Segment Start: Data for this task

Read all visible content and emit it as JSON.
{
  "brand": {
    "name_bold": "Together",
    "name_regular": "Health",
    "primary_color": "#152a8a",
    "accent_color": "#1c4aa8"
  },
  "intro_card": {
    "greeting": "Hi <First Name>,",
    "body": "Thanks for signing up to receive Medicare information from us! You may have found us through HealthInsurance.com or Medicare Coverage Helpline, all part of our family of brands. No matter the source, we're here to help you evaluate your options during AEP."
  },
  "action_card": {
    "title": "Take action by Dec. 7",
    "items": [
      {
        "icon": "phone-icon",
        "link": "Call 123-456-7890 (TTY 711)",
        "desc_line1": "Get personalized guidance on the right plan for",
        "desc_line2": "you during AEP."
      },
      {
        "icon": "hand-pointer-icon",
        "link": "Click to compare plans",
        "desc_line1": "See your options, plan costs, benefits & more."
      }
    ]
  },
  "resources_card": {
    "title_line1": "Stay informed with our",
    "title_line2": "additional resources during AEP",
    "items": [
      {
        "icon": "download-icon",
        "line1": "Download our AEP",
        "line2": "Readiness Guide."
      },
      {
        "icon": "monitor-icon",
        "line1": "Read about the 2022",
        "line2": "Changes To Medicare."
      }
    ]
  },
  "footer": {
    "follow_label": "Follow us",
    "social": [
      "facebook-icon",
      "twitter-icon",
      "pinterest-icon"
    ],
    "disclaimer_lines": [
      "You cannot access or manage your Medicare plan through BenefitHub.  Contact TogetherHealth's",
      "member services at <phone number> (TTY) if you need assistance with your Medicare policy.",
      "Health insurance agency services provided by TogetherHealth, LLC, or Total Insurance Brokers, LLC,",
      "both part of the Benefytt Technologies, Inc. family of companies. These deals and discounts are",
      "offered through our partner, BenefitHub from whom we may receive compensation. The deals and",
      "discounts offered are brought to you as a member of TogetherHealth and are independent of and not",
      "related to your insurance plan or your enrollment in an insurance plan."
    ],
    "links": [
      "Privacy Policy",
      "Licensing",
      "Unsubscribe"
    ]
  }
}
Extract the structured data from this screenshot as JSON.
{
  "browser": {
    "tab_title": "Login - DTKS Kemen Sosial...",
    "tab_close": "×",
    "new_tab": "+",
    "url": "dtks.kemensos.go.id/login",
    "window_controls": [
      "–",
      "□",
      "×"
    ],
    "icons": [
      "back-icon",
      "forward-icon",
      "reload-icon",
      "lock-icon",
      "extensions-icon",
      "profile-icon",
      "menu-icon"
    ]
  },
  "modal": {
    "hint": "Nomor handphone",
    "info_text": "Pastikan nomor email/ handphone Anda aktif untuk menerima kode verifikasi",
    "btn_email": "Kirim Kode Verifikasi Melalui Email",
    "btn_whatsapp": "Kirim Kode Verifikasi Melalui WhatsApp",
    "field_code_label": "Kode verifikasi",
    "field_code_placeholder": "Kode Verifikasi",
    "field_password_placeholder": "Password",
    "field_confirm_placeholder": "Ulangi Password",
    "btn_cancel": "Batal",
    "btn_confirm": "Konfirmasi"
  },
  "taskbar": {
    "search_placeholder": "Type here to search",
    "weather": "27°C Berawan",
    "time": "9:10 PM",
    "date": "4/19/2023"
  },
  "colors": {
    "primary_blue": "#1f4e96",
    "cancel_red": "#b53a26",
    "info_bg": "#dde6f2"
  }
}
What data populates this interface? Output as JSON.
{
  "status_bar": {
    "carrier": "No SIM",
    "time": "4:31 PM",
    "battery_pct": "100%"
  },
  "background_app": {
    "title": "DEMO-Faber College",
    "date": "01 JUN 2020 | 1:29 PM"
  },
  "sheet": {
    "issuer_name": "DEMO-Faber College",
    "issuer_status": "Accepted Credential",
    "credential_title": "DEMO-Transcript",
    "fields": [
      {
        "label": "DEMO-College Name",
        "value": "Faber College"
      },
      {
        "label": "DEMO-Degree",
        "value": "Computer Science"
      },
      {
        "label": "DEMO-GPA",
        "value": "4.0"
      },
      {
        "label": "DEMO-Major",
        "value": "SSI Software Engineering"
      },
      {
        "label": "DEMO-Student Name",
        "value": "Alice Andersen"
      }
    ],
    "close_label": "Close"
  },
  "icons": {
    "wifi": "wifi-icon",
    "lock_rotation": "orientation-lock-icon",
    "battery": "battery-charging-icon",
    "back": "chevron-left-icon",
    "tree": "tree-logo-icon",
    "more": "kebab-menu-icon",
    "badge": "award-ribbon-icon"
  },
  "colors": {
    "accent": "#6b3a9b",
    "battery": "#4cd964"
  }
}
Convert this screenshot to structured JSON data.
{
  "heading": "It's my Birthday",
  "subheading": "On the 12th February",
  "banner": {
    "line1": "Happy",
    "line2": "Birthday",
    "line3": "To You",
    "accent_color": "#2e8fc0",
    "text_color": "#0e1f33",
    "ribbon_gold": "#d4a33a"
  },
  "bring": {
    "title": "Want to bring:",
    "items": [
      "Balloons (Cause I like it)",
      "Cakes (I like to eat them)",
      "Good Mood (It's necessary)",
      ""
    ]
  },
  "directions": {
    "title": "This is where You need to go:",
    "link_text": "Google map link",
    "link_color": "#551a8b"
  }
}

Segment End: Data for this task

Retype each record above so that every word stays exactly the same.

Read all visible content and emit it as JSON.
{
  "brand": {
    "name_bold": "Together",
    "name_regular": "Health",
    "primary_color": "#152a8a",
    "accent_color": "#1c4aa8"
  },
  "intro_card": {
    "greeting": "Hi <First Name>,",
    "body": "Thanks for signing up to receive Medicare information from us! You may have found us through HealthInsurance.com or Medicare Coverage Helpline, all part of our family of brands. No matter the source, we're here to help you evaluate your options during AEP."
  },
  "action_card": {
    "title": "Take action by Dec. 7",
    "items": [
      {
        "icon": "phone-icon",
        "link": "Call 123-456-7890 (TTY 711)",
        "desc_line1": "Get personalized guidance on the right plan for",
        "desc_line2": "you during AEP."
      },
      {
        "icon": "hand-pointer-icon",
        "link": "Click to compare plans",
        "desc_line1": "See your options, plan costs, benefits & more."
      }
    ]
  },
  "resources_card": {
    "title_line1": "Stay informed with our",
    "title_line2": "additional resources during AEP",
    "items": [
      {
        "icon": "download-icon",
        "line1": "Download our AEP",
        "line2": "Readiness Guide."
      },
      {
        "icon": "monitor-icon",
        "line1": "Read about the 2022",
        "line2": "Changes To Medicare."
      }
    ]
  },
  "footer": {
    "follow_label": "Follow us",
    "social": [
      "facebook-icon",
      "twitter-icon",
      "pinterest-icon"
    ],
    "disclaimer_lines": [
      "You cannot access or manage your Medicare plan through BenefitHub.  Contact TogetherHealth's",
      "member services at <phone number> (TTY) if you need assistance with your Medicare policy.",
      "Health insurance agency services provided by TogetherHealth, LLC, or Total Insurance Brokers, LLC,",
      "both part of the Benefytt Technologies, Inc. family of companies. These deals and discounts are",
      "offered through our partner, BenefitHub from whom we may receive compensation. The deals and",
      "discounts offered are brought to you as a member of TogetherHealth and are independent of and not",
      "related to your insurance plan or your enrollment in an insurance plan."
    ],
    "links": [
      "Privacy Policy",
      "Licensing",
      "Unsubscribe"
    ]
  }
}
Extract the structured data from this screenshot as JSON.
{
  "browser": {
    "tab_title": "Login - DTKS Kemen Sosial...",
    "tab_close": "×",
    "new_tab": "+",
    "url": "dtks.kemensos.go.id/login",
    "window_controls": [
      "–",
      "□",
      "×"
    ],
    "icons": [
      "back-icon",
      "forward-icon",
      "reload-icon",
      "lock-icon",
      "extensions-icon",
      "profile-icon",
      "menu-icon"
    ]
  },
  "modal": {
    "hint": "Nomor handphone",
    "info_text": "Pastikan nomor email/ handphone Anda aktif untuk menerima kode verifikasi",
    "btn_email": "Kirim Kode Verifikasi Melalui Email",
    "btn_whatsapp": "Kirim Kode Verifikasi Melalui WhatsApp",
    "field_code_label": "Kode verifikasi",
    "field_code_placeholder": "Kode Verifikasi",
    "field_password_placeholder": "Password",
    "field_confirm_placeholder": "Ulangi Password",
    "btn_cancel": "Batal",
    "btn_confirm": "Konfirmasi"
  },
  "taskbar": {
    "search_placeholder": "Type here to search",
    "weather": "27°C Berawan",
    "time": "9:10 PM",
    "date": "4/19/2023"
  },
  "colors": {
    "primary_blue": "#1f4e96",
    "cancel_red": "#b53a26",
    "info_bg": "#dde6f2"
  }
}
What data populates this interface? Output as JSON.
{
  "status_bar": {
    "carrier": "No SIM",
    "time": "4:31 PM",
    "battery_pct": "100%"
  },
  "background_app": {
    "title": "DEMO-Faber College",
    "date": "01 JUN 2020 | 1:29 PM"
  },
  "sheet": {
    "issuer_name": "DEMO-Faber College",
    "issuer_status": "Accepted Credential",
    "credential_title": "DEMO-Transcript",
    "fields": [
      {
        "label": "DEMO-College Name",
        "value": "Faber College"
      },
      {
        "label": "DEMO-Degree",
        "value": "Computer Science"
      },
      {
        "label": "DEMO-GPA",
        "value": "4.0"
      },
      {
        "label": "DEMO-Major",
        "value": "SSI Software Engineering"
      },
      {
        "label": "DEMO-Student Name",
        "value": "Alice Andersen"
      }
    ],
    "close_label": "Close"
  },
  "icons": {
    "wifi": "wifi-icon",
    "lock_rotation": "orientation-lock-icon",
    "battery": "battery-charging-icon",
    "back": "chevron-left-icon",
    "tree": "tree-logo-icon",
    "more": "kebab-menu-icon",
    "badge": "award-ribbon-icon"
  },
  "colors": {
    "accent": "#6b3a9b",
    "battery": "#4cd964"
  }
}
Convert this screenshot to structured JSON data.
{
  "heading": "It's my Birthday",
  "subheading": "On the 12th February",
  "banner": {
    "line1": "Happy",
    "line2": "Birthday",
    "line3": "To You",
    "accent_color": "#2e8fc0",
    "text_color": "#0e1f33",
    "ribbon_gold": "#d4a33a"
  },
  "bring": {
    "title": "Want to bring:",
    "items": [
      "Balloons (Cause I like it)",
      "Cakes (I like to eat them)",
      "Good Mood (It's necessary)",
      ""
    ]
  },
  "directions": {
    "title": "This is where You need to go:",
    "link_text": "Google map link",
    "link_color": "#551a8b"
  }
}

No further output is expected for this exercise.